She sees family and friends, but hasn’t been to a restaurant or other public space, except for hospital. Similarly to the lockdown rules, she’ll meet people in parks or her beloved garden.
Living alone for the past 17 years, she has got into a happy routine at home with her cat. Mornings will be spent stretching and exercising, while she sews in the afternoons. Her housework has to be spread out so she can manage it, while things like getting up quickly to answer the door can be a troublesome task.
She takes a daily inhaler for her COPD, of which there is no cure. “There are days where I get really down and I have to fight that. I try to keep a positive mindset. It is very isolating because I don’t want to go out to places,” she revealed.
“I’m a burden to the health service and my friends and family. I have other physical disabilities so I’m unable to work now. You don’t imagine the effects it has on your own health. Minimising your years and also giving those years you have got difficulties. You have to work every day to keep your lungs strong so you can do the most minimum of tasks.”
Now as a non-smoker, when she sees people in the street puffing away, she admits she looks down on them. “I’m disgusted by them. I was aware of what it could do to your lungs, I just didn’t think it was happening to mine. It makes me feel ill when I see people smoking.”
And when Chloe, who has two young nephews, sees youngsters smoking or vaping, it “breaks her heart.” A friend of hers caught their 14-year-old vaping, which is a regular occurrence among his social circle. “I’ve wondered before about whether I should approach them, but if I was their age, I don’t think I’d listen. It’s difficult to know what to say and what influence to have,” she added.
On the disposable vaping ban, aimed at stopping young people from vaping, set to come into force at the end of the year, Chloe said: “It’s good it’s coming at all, but I think with each day that goes by, how many more kids are going to start? Hundreds maybe thousands will be in my situation in 40 years.”
She is hugely behind the Government’s proposals of a ‘smoke-free generation’, which would see the introduction of a new law to stop children who turn 15 this year or younger from ever legally being sold cigarettes. MPs are expected to vote on the matter in Parliament on February 12.
“I’m very behind this, for all the future kids and families that won’t have this [COPD]. The health system will benefit, everyone will benefit, even those who don’t smoke,” she asserted. “I’m not a supporter of anything else Rishi Sunak has come up with but I really think this would be a wonderful thing if it happens.
“A ban should have been introduced decades ago because knowing something is bad for you and being able to break an addiction are two different things.” In a final message for smokers, Chloe warned: “Please don’t leave it until you’ve got something like COPD to give up. Give up whilst it’s in your capability to live a full and healthy life.

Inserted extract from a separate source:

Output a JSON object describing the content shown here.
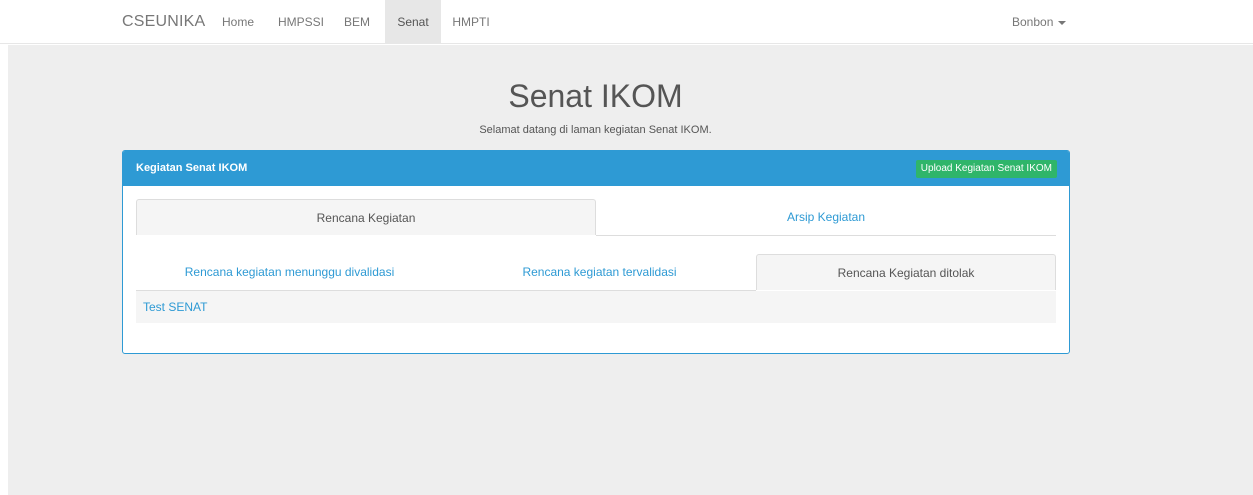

Living like this is hard.
“I’m a positive person but it is very easy to go the other way and I worry about the burden I am on friends and family as they have to do more and more for me because of my breathing. Don’t assume COPD is for 70 or over, I believe I was just under 40 when I started and didn’t want to accept it. I always had the thought that ‘it wouldn’t be me.'”
Chloe added: “It’s so easy to start smoking, even someone who was disgusted by it until I got handed one. After that, I was like ‘this is the most wonderful thing on earth’. It became part of me. It becomes part of your personality and aura. And it’s so hard to stop.”
Chloe is walking the Royal Parks Half Marathon on behalf of Asthma and Lung UK. You can donate to her cause on her fundraising page. Meanwhile, you can tell your MP to make smoking history | Asthma + Lung UK (asthmaandlung.org.uk). More information on COPD, which affects 1.4 million people in England, can be found on the charity’s information webpage.